[Saved entries]
┌────────

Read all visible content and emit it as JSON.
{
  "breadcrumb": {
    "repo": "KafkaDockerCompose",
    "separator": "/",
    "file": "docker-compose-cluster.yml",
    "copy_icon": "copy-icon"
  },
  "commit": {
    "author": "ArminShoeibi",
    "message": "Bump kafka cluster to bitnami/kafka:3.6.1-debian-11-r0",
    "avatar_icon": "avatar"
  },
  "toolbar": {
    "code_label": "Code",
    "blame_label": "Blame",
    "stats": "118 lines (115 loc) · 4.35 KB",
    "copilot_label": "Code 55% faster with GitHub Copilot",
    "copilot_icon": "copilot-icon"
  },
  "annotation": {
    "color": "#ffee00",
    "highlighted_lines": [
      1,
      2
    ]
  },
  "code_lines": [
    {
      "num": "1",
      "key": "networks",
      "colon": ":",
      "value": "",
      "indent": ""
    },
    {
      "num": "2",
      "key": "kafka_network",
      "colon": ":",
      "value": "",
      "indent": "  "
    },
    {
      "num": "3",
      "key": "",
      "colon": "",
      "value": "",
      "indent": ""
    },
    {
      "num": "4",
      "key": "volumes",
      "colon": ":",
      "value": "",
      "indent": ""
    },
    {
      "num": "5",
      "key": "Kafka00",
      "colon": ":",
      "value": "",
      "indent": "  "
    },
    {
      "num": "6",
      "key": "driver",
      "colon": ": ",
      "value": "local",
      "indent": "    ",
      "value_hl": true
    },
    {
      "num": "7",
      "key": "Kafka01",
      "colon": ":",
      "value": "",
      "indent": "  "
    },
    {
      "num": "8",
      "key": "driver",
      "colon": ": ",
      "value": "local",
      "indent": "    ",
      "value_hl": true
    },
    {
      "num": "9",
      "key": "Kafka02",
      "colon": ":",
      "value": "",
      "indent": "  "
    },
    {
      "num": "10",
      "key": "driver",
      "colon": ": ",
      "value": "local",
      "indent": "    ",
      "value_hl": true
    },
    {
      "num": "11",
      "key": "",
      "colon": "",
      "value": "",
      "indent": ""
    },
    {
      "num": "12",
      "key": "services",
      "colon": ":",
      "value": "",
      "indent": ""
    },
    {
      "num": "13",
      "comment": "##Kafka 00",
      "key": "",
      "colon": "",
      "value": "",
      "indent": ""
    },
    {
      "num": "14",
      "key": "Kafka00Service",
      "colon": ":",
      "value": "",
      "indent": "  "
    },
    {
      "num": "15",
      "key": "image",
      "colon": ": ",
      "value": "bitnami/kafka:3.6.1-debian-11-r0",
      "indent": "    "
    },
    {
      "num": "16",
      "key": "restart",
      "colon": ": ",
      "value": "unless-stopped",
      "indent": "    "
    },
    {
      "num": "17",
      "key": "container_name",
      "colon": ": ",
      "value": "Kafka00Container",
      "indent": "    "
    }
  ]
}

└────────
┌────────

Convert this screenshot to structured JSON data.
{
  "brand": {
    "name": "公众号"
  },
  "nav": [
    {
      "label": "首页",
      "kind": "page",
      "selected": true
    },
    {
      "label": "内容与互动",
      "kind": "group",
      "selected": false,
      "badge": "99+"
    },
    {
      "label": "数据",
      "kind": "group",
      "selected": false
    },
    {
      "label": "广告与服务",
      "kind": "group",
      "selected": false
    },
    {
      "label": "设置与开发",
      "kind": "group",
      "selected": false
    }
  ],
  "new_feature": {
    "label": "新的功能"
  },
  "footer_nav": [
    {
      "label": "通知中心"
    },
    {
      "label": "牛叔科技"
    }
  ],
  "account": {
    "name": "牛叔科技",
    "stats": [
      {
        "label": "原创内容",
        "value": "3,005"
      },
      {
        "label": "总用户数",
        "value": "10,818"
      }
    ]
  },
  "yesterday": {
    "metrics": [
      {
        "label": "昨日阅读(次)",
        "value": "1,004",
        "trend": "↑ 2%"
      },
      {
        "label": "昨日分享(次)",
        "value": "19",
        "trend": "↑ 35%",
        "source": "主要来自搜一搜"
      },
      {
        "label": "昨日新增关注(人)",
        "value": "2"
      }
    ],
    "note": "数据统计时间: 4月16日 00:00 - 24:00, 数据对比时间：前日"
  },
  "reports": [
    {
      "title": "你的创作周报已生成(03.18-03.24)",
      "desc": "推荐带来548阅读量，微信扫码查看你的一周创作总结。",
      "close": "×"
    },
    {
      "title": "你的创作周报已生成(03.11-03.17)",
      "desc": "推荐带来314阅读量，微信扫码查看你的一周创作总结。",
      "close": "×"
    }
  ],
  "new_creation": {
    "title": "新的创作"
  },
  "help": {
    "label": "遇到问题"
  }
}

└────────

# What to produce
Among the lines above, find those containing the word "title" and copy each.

# Solution to this task
      "title": "你的创作周报已生成(03.18-03.24)",
      "title": "你的创作周报已生成(03.11-03.17)",
    "title": "新的创作"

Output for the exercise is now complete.